1976, Julio Jaramillo, the most famous pasillo singer in history, the Nightingale of America, comes out of hiding in order to fulfill previously arranged engagements in Guayaquil, the biggest city in Ecuador. The excitement is palpable as Jaramillo takes the stage in front of a loving crowd that cheers with all the emotion they can handle. But this time around Julio’s voice betrays him; it’s weak, sick, only a notch above the voice of a cantina drunkard. As he finishes the song accompanied by horrible booing, Julio realizes he might have lost his gift: the voice that took him out of poverty and into the stratosphere of success in Latin America. Julio is about music and creation, about an artist trying to win back the love of his people through his music. It is the intimate comeback story of a popular idol. And it’s all true.

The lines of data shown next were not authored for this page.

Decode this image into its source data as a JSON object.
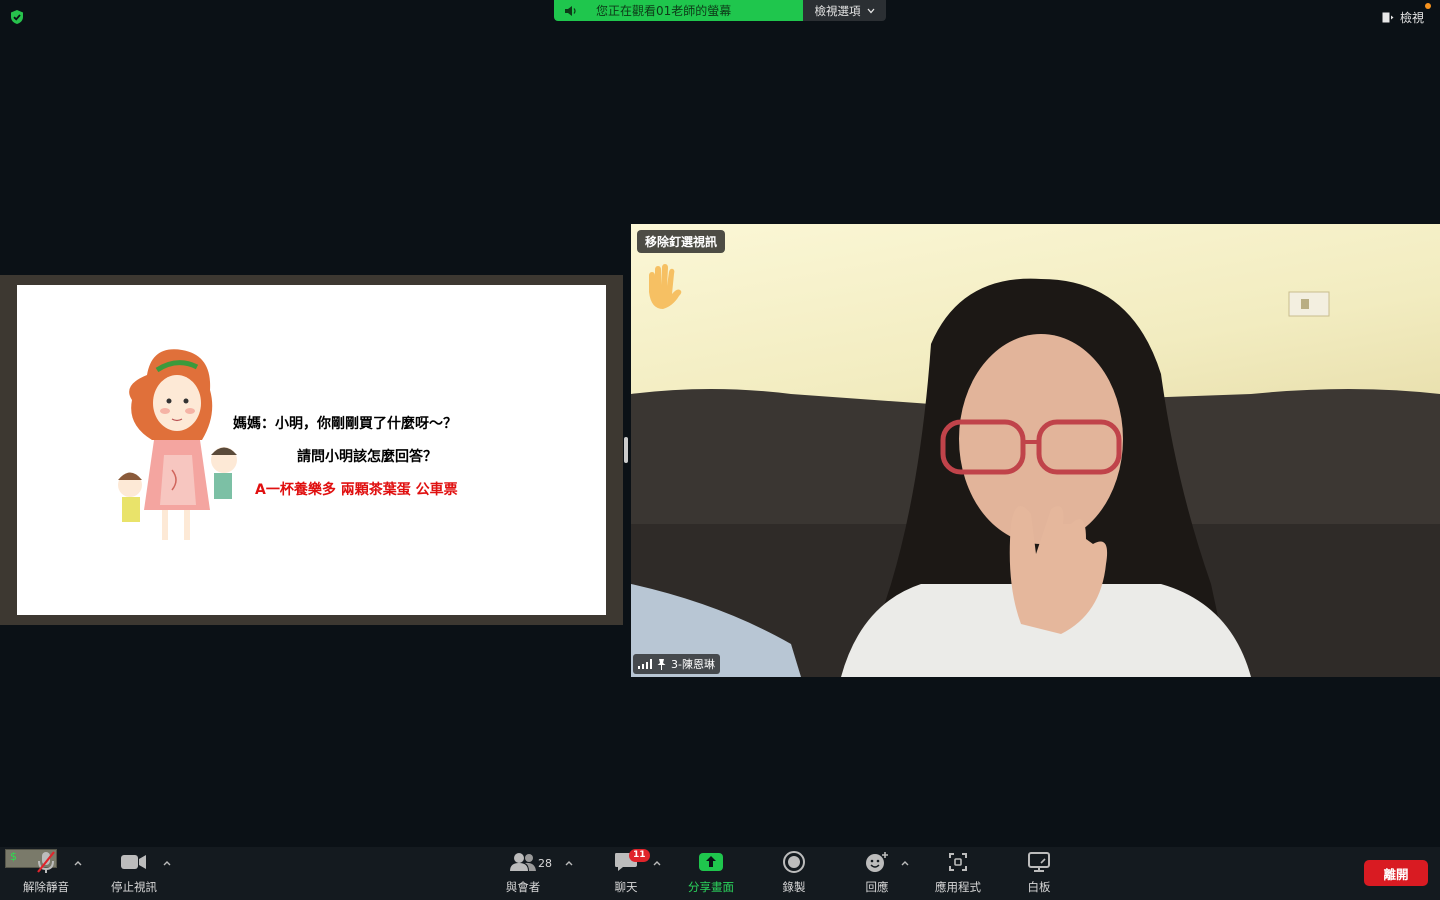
{
  "top_banner": {
    "text": "您正在觀看01老師的螢幕",
    "options_label": "檢視選項"
  },
  "view_button": {
    "label": "檢視"
  },
  "slide": {
    "line1": "媽媽：小明，你剛剛買了什麼呀～？",
    "line2": "請問小明該怎麼回答？",
    "line3": "A一杯養樂多 兩顆茶葉蛋 公車票"
  },
  "video": {
    "unpin_label": "移除釘選視訊",
    "participant_name": "3-陳恩琳"
  },
  "toolbar": {
    "unmute_label": "解除靜音",
    "stop_video_label": "停止視訊",
    "participants_label": "與會者",
    "participants_count": "28",
    "chat_label": "聊天",
    "chat_badge": "11",
    "share_label": "分享畫面",
    "record_label": "錄製",
    "reactions_label": "回應",
    "apps_label": "應用程式",
    "whiteboard_label": "白板",
    "leave_label": "離開",
    "audio_indicator": "$"
  },
  "colors": {
    "accent_green": "#1fc64d",
    "leave_red": "#d91b22",
    "badge_red": "#e0242b",
    "text_red": "#e01010"
  }
}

Julio Jaramillo is a complex and charismatic character; moving constantly, always running, mainly from himself. I feel the best way to portray this complexity is to do it simply: an objective camera, a stoic and controlled witness to the character’s internal struggle. I am very interested in working with natural light and a low contrast image that in an uncontrived fashion will convey the feeling of the period, letting the temperature of the coast of Ecuador and its architecture tell the story of a beautiful, flawed spirit.